According to the report, oil and gas companies operating in Nigeria flared 147.1 billion standard cubic feet (SCF) of gas, valued at $514.9m (about N390bn) between January and August 2022. In the same period in 2023, the flaring escalated, reaching 171.1 billion SCF of gas, valued at about $599m (N453bn). The total loss between the two periods stands at approximately N847bn.
The volume of gas flared in the first eight months of 2023 increased by 16.28%, compared to the same period in 2022. This surge not only signifies a financial setback but also raises environmental concerns. The report indicates that the flared gas in 2023 had the potential to generate 17,100 gigawatts/hour of electricity while emitting 9.1 million tons of carbon dioxide into the atmosphere.
Moreover, NOSDRA revealed that the offending companies were liable for penalties amounting to $342m (about N251bn), yet a significant portion of these penalties was never collected by the Federal Government.
Among the companies contributing to this environmental and financial dilemma are Shell Petroleum Development Company, Nigerian Petroleum Development Company, Chevron Nigeria, Mobil Oil, Elf Petroleum Nigeria, Nigeria Agip Oil Company, Addax Petroleum, Texaco Overseas (Nigeria), Cromwell, and South Atlantic Petroleum, among others.

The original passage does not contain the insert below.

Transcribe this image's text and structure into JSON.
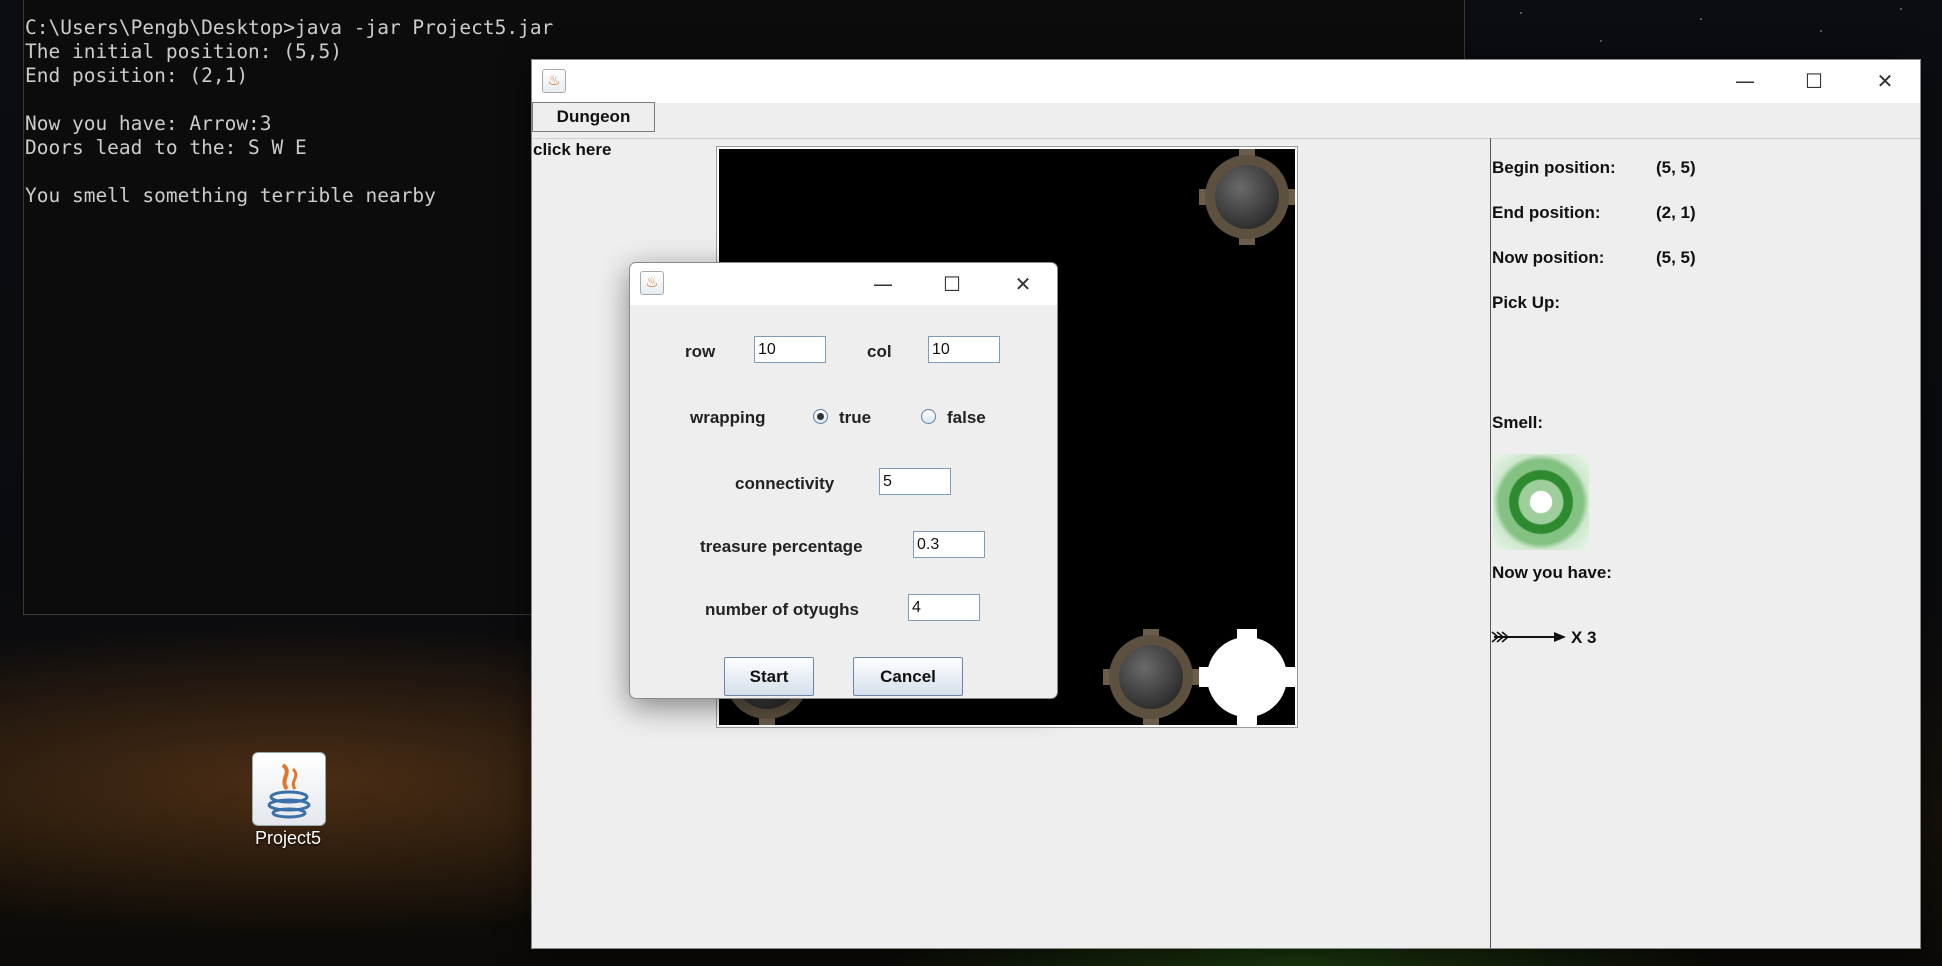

The gas flaring occurred across various Oil Mining Leases and Oil Prospecting Licenses, including OML 04, 05, 11, 13, 14, 17, 18, 22, 28, 23, 24, 38, 40, 42, 43, 72, 49, 54, 90, 95, 67, 70, 104, 59, 99, 100, 101, 102, and OPL 222, 316, and 306.
This report surfaces at a critical juncture when the Federal Government pledged to the United Nations in 2020 to achieve zero gas flare by 2060, aligning with the UN’s 2050 target. The current revelations highlight the urgent need for enhanced measures to address the financial losses and environmental impact stemming from gas flaring in the country.